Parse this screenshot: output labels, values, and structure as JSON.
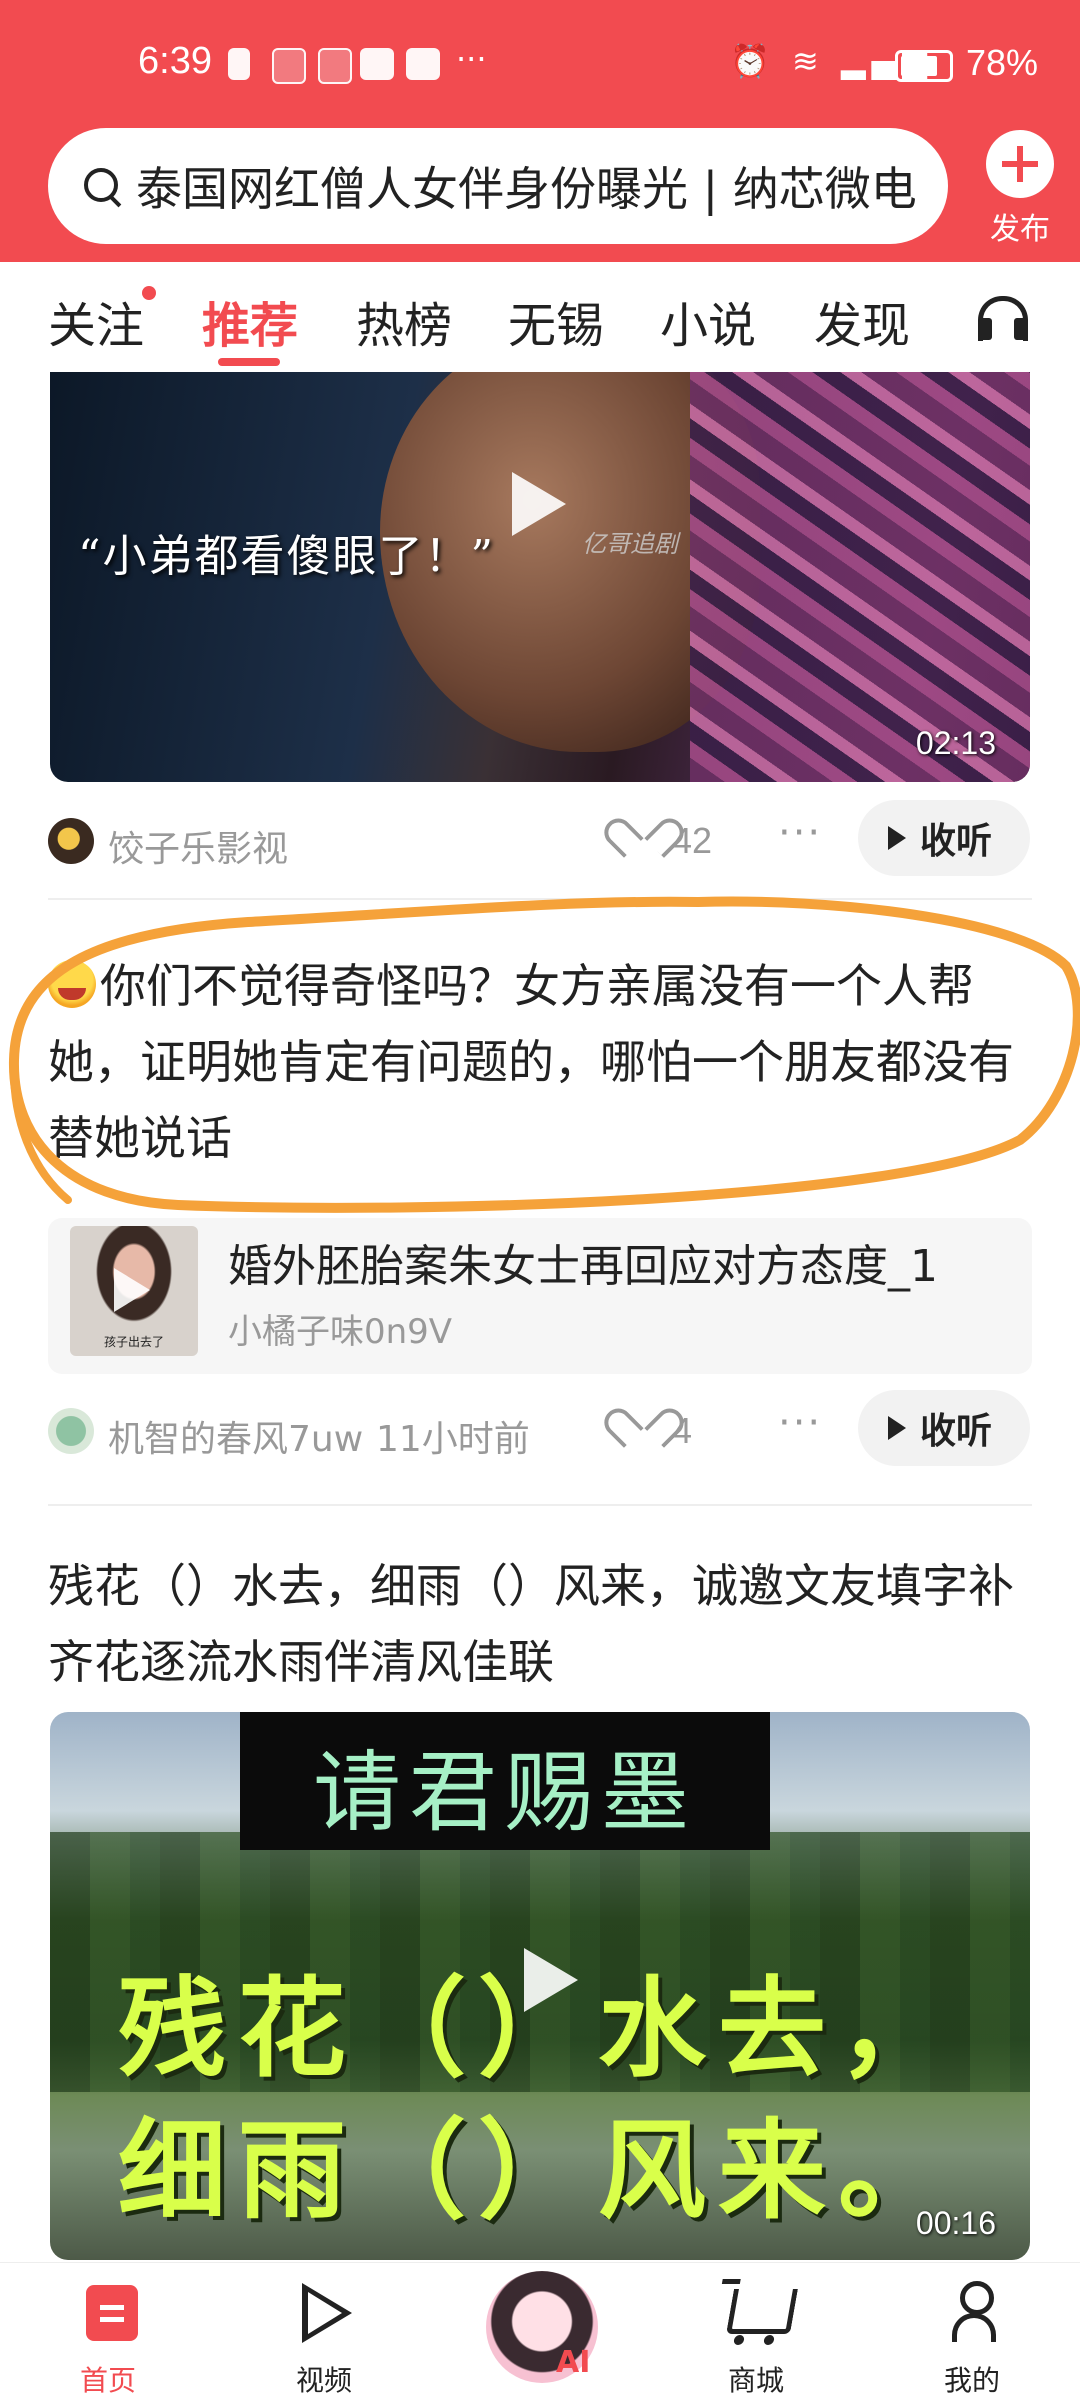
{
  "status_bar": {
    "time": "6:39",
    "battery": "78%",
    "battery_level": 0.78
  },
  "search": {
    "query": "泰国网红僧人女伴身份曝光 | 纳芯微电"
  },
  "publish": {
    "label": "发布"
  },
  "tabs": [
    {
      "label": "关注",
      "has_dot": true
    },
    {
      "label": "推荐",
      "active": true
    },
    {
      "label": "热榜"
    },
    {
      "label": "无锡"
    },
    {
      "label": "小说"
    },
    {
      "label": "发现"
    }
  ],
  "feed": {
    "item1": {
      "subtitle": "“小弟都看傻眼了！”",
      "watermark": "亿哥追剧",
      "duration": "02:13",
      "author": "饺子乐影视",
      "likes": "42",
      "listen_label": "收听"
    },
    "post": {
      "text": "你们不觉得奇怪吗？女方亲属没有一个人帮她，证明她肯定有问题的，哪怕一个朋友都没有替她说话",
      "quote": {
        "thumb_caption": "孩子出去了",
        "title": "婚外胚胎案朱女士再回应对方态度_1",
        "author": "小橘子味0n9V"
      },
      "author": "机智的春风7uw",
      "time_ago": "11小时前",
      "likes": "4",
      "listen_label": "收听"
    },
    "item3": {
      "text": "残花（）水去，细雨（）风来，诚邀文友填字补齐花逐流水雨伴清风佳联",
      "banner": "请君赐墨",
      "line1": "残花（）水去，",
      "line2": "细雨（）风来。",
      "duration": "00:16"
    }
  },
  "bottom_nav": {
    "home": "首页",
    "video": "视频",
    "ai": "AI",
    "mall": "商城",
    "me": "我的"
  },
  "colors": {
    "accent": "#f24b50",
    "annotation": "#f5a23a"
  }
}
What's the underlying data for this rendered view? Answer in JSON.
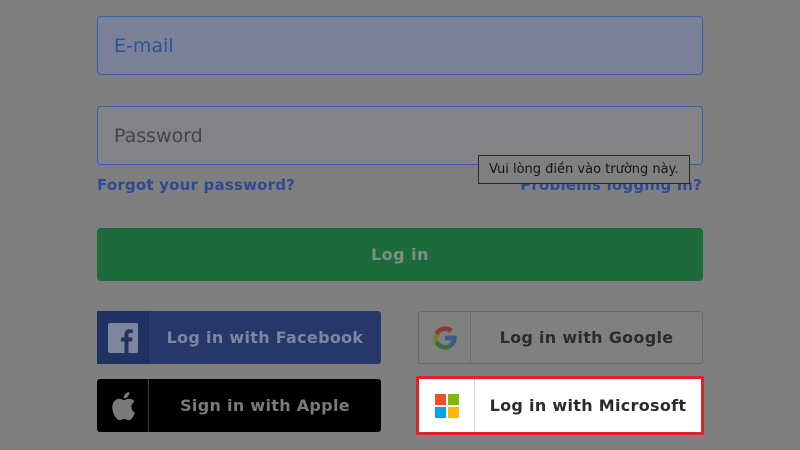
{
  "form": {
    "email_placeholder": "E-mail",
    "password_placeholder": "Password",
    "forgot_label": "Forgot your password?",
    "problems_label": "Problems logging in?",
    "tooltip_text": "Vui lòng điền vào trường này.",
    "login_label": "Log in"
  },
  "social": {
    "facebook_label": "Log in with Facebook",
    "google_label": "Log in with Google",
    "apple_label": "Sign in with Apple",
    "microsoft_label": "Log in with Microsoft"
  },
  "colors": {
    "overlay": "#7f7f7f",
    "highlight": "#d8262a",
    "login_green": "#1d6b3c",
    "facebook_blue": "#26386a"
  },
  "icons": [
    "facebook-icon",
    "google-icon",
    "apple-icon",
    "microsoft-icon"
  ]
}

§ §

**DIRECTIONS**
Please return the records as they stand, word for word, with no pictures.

**TASK ANSWER**
Parse this screenshot: output labels, values, and structure as JSON.
{
  "status_bar": {
    "time": "6:39",
    "battery": "78%",
    "battery_level": 0.78
  },
  "search": {
    "query": "泰国网红僧人女伴身份曝光 | 纳芯微电"
  },
  "publish": {
    "label": "发布"
  },
  "tabs": [
    {
      "label": "关注",
      "has_dot": true
    },
    {
      "label": "推荐",
      "active": true
    },
    {
      "label": "热榜"
    },
    {
      "label": "无锡"
    },
    {
      "label": "小说"
    },
    {
      "label": "发现"
    }
  ],
  "feed": {
    "item1": {
      "subtitle": "“小弟都看傻眼了！”",
      "watermark": "亿哥追剧",
      "duration": "02:13",
      "author": "饺子乐影视",
      "likes": "42",
      "listen_label": "收听"
    },
    "post": {
      "text": "你们不觉得奇怪吗？女方亲属没有一个人帮她，证明她肯定有问题的，哪怕一个朋友都没有替她说话",
      "quote": {
        "thumb_caption": "孩子出去了",
        "title": "婚外胚胎案朱女士再回应对方态度_1",
        "author": "小橘子味0n9V"
      },
      "author": "机智的春风7uw",
      "time_ago": "11小时前",
      "likes": "4",
      "listen_label": "收听"
    },
    "item3": {
      "text": "残花（）水去，细雨（）风来，诚邀文友填字补齐花逐流水雨伴清风佳联",
      "banner": "请君赐墨",
      "line1": "残花（）水去，",
      "line2": "细雨（）风来。",
      "duration": "00:16"
    }
  },
  "bottom_nav": {
    "home": "首页",
    "video": "视频",
    "ai": "AI",
    "mall": "商城",
    "me": "我的"
  },
  "colors": {
    "accent": "#f24b50",
    "annotation": "#f5a23a"
  }
}
What's the underlying data for this rendered view? Answer in JSON.
{
  "form": {
    "email_placeholder": "E-mail",
    "password_placeholder": "Password",
    "forgot_label": "Forgot your password?",
    "problems_label": "Problems logging in?",
    "tooltip_text": "Vui lòng điền vào trường này.",
    "login_label": "Log in"
  },
  "social": {
    "facebook_label": "Log in with Facebook",
    "google_label": "Log in with Google",
    "apple_label": "Sign in with Apple",
    "microsoft_label": "Log in with Microsoft"
  },
  "colors": {
    "overlay": "#7f7f7f",
    "highlight": "#d8262a",
    "login_green": "#1d6b3c",
    "facebook_blue": "#26386a"
  },
  "icons": [
    "facebook-icon",
    "google-icon",
    "apple-icon",
    "microsoft-icon"
  ]
}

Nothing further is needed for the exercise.